- Justin March – LB: A solid rotational linebacker at a position that requires solid depth due to a rash of recent injuries, March has carved out a nice little niche for himself in Dallas. I’d expect a one-year offer to be lobbed his way for a negligible cap hit.
- Kai Forbath – K: Not all heroes wear capes. Forbath was tasked with being hired too late in the season to truly help turn the tide after Brett Maher overstayed his welcome, and after a scary first kickoff that resulted in a penalty for going out of bounds, Forbath found his groove and went a perfect 10 for 10 on both field goal attempts and PATs, making it a no-brainer the Cowboys will look to re-sign him — even if they do add competition in April in the hopes of finding the future at the position (as they should).
- L.P. Ladouceur – LS: The man. The myth. The legend. If arguably (?) the best long snapper in NFL history wants to return for a 16th season, he’ll be allowed to, and that’s the bottom line. The Cowboys aren’t ready to move on from him, and might never be.
FA signings that impact the 2021 compensatory pick formula
Unrestricted free agent signings from other teams
Free agent signings for players cut by other teams
Why is there a difference in these two categories? I’m glad you asked.
It’s important to differentiate between the players signed as unrestricted free agents and those signed after being cut by another team, because players who are signed after being released by another team do not count in the compensatory draft pick formula for the team who signs them.
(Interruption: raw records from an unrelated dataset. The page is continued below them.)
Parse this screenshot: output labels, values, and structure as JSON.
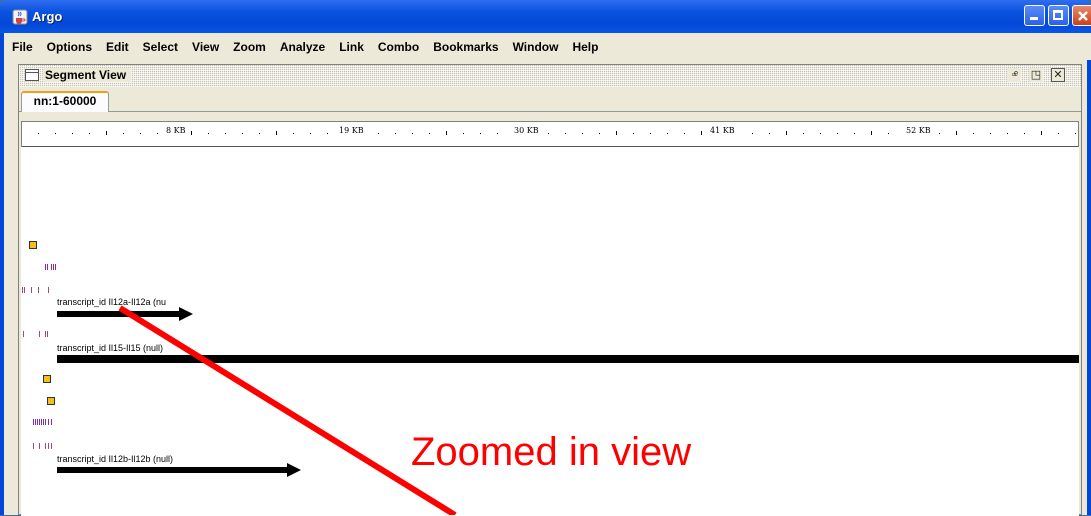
{
  "window": {
    "title": "Argo",
    "colors": {
      "titlebar": "#0447d6",
      "menu_bg": "#ece9d8"
    }
  },
  "menu": {
    "items": [
      "File",
      "Options",
      "Edit",
      "Select",
      "View",
      "Zoom",
      "Analyze",
      "Link",
      "Combo",
      "Bookmarks",
      "Window",
      "Help"
    ]
  },
  "segment_view": {
    "title": "Segment View",
    "tab": "nn:1-60000",
    "ruler": {
      "labels": [
        "8 KB",
        "19 KB",
        "30 KB",
        "41 KB",
        "52 KB"
      ]
    },
    "transcripts": [
      {
        "label": "transcript_id Il12a-Il12a (nu"
      },
      {
        "label": "transcript_id Il15-Il15 (null)"
      },
      {
        "label": "transcript_id Il12b-Il12b (null)"
      }
    ],
    "colors": {
      "feature_box": "#f2bf1d",
      "purple_marks": "#7b2fa8",
      "track_line": "#000000"
    }
  },
  "annotation": {
    "text": "Zoomed in view",
    "color": "#ff0000"
  }
}
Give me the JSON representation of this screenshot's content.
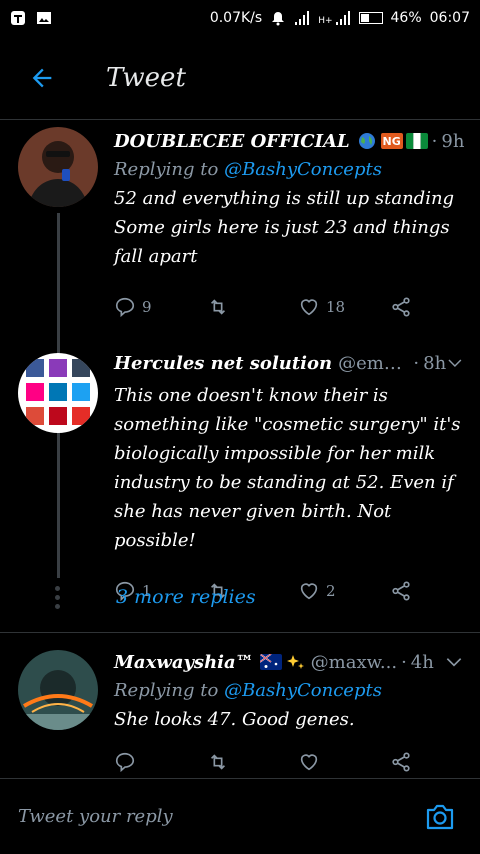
{
  "statusbar": {
    "speed": "0.07K/s",
    "network": "H+",
    "battery_pct": "46%",
    "battery_level": 0.46,
    "time": "06:07"
  },
  "appbar": {
    "title": "Tweet"
  },
  "tweets": [
    {
      "name": "DOUBLECEE OFFICIAL",
      "handle": "",
      "time": "9h",
      "reply_prefix": "Replying to",
      "reply_mention": "@BashyConcepts",
      "text": "52 and everything is still up standing Some girls here is just 23 and things fall apart",
      "replies": "9",
      "retweets": "",
      "likes": "18",
      "flag_badge": "NG"
    },
    {
      "name": "Hercules net solution",
      "handle": "@emm...",
      "time": "8h",
      "text": "This one doesn't know their is something like \"cosmetic surgery\" it's biologically impossible for her milk industry to be standing at 52. Even if she has never given birth. Not possible!",
      "replies": "1",
      "retweets": "",
      "likes": "2"
    },
    {
      "name": "Maxwayshia™",
      "handle": "@maxw...",
      "time": "4h",
      "reply_prefix": "Replying to",
      "reply_mention": "@BashyConcepts",
      "text": "She looks 47. Good genes."
    }
  ],
  "more_replies": "3 more replies",
  "composer": {
    "placeholder": "Tweet your reply"
  },
  "colors": {
    "accent": "#1d9bf0",
    "muted": "#8b98a5",
    "bg": "#000000"
  }
}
This is how the NFL sorts through its complex formula to award picks in next year’s draft, or to not.
2020 NFL Draft picks
Top-5 positional needs: iDL, S, TE, CB, K
- Round 1: 17th
- Round 2: 51st
- Round 3: 82nd
- Round 4: 122nd
- Round 5: 156th
- Round 5*: 180th (projected compensatory for loss of Cole Beasley in 2019 FA, per OTC)
- Round 6: 199th (awarded to Miami Dolphins in exchange for Robert Quinn)
- Round 7: 233rd
*Compensatory picks have not yet been made official by the NFL and, as such, the projection is subject to change.
Rumors, reports, and updates
There isn’t an angle we don’t have covered for you when it comes to the Cowboys this offseason, and here are the latest from credible sources including CBS Sports’ own original reporting, as the team wades through the waves over the next several months.